Text description provided by the architects. This project is about centralising the City of Port Phillip’s staff in one location to maximise efficiency in delivery of services and the administration of the city. Part of the project was to retain a specific community hub within the South Melbourne Town Hall to respond to services needs in that suburb.
The St Kilda complex is required to operate in many modes from the day to day business of Council services and administration of the City to the after hours use as a Council and public meeting space for official functions as well as being available for public hire for a multiplicity of uses. Optimising the integrated new and existing buildings for energy conservation and quality environmental performance was also a key part of the design.
Approximately 400 staff are based in the St Kilda facility and 10-12 at South Melbourne Town Hall.
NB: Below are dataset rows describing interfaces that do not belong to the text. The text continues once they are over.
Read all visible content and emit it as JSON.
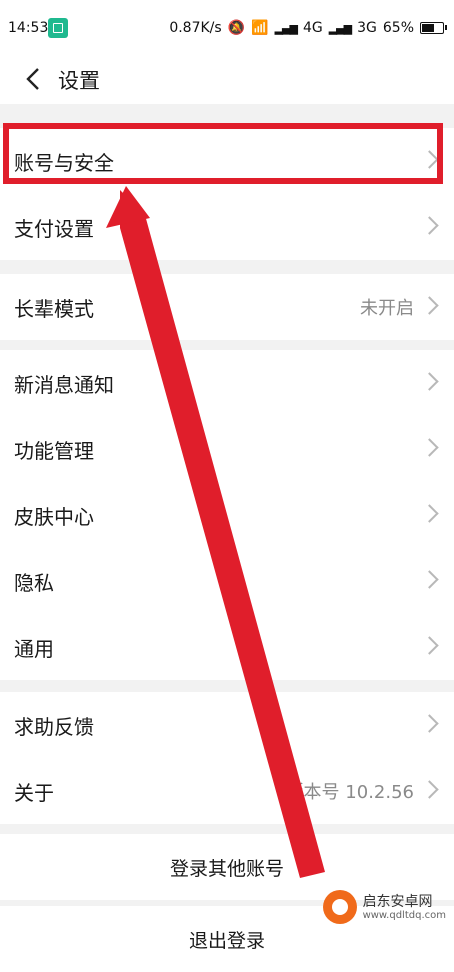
{
  "status_bar": {
    "time": "14:53",
    "speed": "0.87K/s",
    "network1": "4G",
    "network2": "3G",
    "battery": "65%",
    "battery_level": 0.65
  },
  "header": {
    "title": "设置"
  },
  "groups": [
    {
      "items": [
        {
          "label": "账号与安全"
        },
        {
          "label": "支付设置"
        }
      ]
    },
    {
      "items": [
        {
          "label": "长辈模式",
          "value": "未开启"
        }
      ]
    },
    {
      "items": [
        {
          "label": "新消息通知"
        },
        {
          "label": "功能管理"
        },
        {
          "label": "皮肤中心"
        },
        {
          "label": "隐私"
        },
        {
          "label": "通用"
        }
      ]
    },
    {
      "items": [
        {
          "label": "求助反馈"
        },
        {
          "label": "关于",
          "value": "版本号 10.2.56"
        }
      ]
    }
  ],
  "actions": {
    "login_other": "登录其他账号",
    "logout": "退出登录"
  },
  "watermark": {
    "name": "启东安卓网",
    "url": "www.qdltdq.com"
  },
  "colors": {
    "annotation": "#e01e2b",
    "background": "#f2f2f2"
  }
}
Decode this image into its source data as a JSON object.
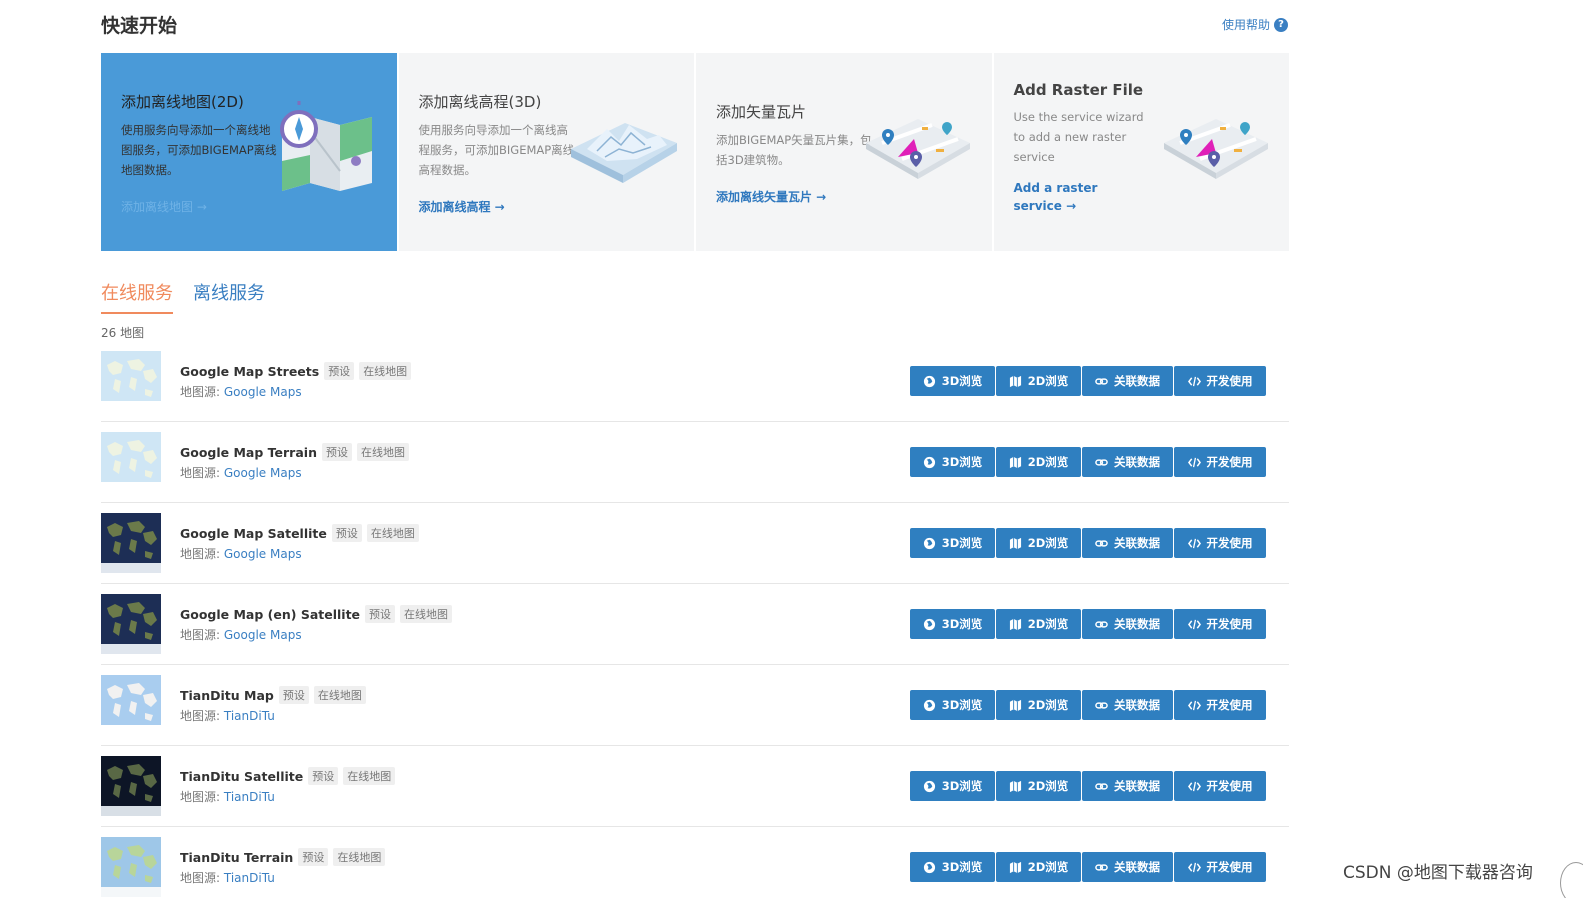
{
  "header": {
    "title": "快速开始",
    "help_label": "使用帮助",
    "help_icon": "question-circle-icon"
  },
  "cards": [
    {
      "title": "添加离线地图(2D)",
      "desc": "使用服务向导添加一个离线地图服务，可添加BIGEMAP离线地图数据。",
      "link": "添加离线地图 →"
    },
    {
      "title": "添加离线高程(3D)",
      "desc": "使用服务向导添加一个离线高程服务，可添加BIGEMAP离线高程数据。",
      "link": "添加离线高程 →"
    },
    {
      "title": "添加矢量瓦片",
      "desc": "添加BIGEMAP矢量瓦片集，包括3D建筑物。",
      "link": "添加离线矢量瓦片 →"
    },
    {
      "title": "Add Raster File",
      "desc": "Use the service wizard to add a new raster service",
      "link": "Add a raster service →"
    }
  ],
  "tabs": [
    {
      "label": "在线服务",
      "active": true
    },
    {
      "label": "离线服务",
      "active": false
    }
  ],
  "count_label": "26 地图",
  "source_prefix": "地图源: ",
  "buttons": {
    "view3d": "3D浏览",
    "view2d": "2D浏览",
    "link_data": "关联数据",
    "develop": "开发使用"
  },
  "maps": [
    {
      "name": "Google Map Streets",
      "tag_preset": "预设",
      "tag_type": "在线地图",
      "source": "Google Maps",
      "thumb": "light"
    },
    {
      "name": "Google Map Terrain",
      "tag_preset": "预设",
      "tag_type": "在线地图",
      "source": "Google Maps",
      "thumb": "light"
    },
    {
      "name": "Google Map Satellite",
      "tag_preset": "预设",
      "tag_type": "在线地图",
      "source": "Google Maps",
      "thumb": "dark"
    },
    {
      "name": "Google Map (en) Satellite",
      "tag_preset": "预设",
      "tag_type": "在线地图",
      "source": "Google Maps",
      "thumb": "dark"
    },
    {
      "name": "TianDitu Map",
      "tag_preset": "预设",
      "tag_type": "在线地图",
      "source": "TianDiTu",
      "thumb": "pale"
    },
    {
      "name": "TianDitu Satellite",
      "tag_preset": "预设",
      "tag_type": "在线地图",
      "source": "TianDiTu",
      "thumb": "night"
    },
    {
      "name": "TianDitu Terrain",
      "tag_preset": "预设",
      "tag_type": "在线地图",
      "source": "TianDiTu",
      "thumb": "terrain"
    }
  ],
  "colors": {
    "accent_blue": "#2f7fc0",
    "active_card": "#4a9ad8",
    "active_tab": "#f08a5d"
  },
  "watermark": "CSDN @地图下载器咨询"
}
To achieve the required floor space at the St.Kilda site it was necessary to demolish a 1960s office wing, and in its place a new carefully integrated extension of 3 levels was designed. A new open plan arrangement is provided for all staff with supporting service spaces, meeting spaces, socialisation and amenity spaces as well as spaces to meet with public on a day to day basis.
The design of the original William Pitt town Hall building from the early 20th century, coupled with the 1990s addition by Ashton Raggatt McDougall, provided a rich background to the new project. The site is prominent, and the exterior of the design responds directly to the existing context. The design of the open space and the selection of the materials for the project was made mindful of the Library on the opposite side of Carlisle Street. Material selection is modest and robust, but the components are assembled to produce a hand crafted quality to the project without resort to expensive or exotic materials.
Peculiar to this project was what to do with an important existing art work of large dimensions, dividing the existing town hall space. The work of local artist Shiralee Saul, it is titled “Axiomatic”; it consists of a structural metal frame with glass panels featuring sandblasted phrases used by the different cultures that make up the St.Kilda community. The client was desperate to regain their town hall space as one large volume. WBa proposed that the installation should be incorporated into the new extension, become part of the arrival experience to the new complex and be on show for all the community to see. The installation was recorded, dismantled, modified to suit its external application and reassembled, cantilevered off the new façade.
The project incorporates several special environmental systems including Active Chilled Beam air conditioning units throughout the new extension and existing sections of the project, the use of daylight sensors and motion sensors to new efficient lighting fixtures, waterless urinals and rainwater reticulation for flushing in the new toilet installations. Compacted strawboard panelling is used for acoustic and noise insulation in the new roof and walls and in demountable partition systems for the new office/meeting room installations. Recycled timber from the recently reinstated St.Kilda Pier was re-used as sun shading elements to the East and north facades of the new extension.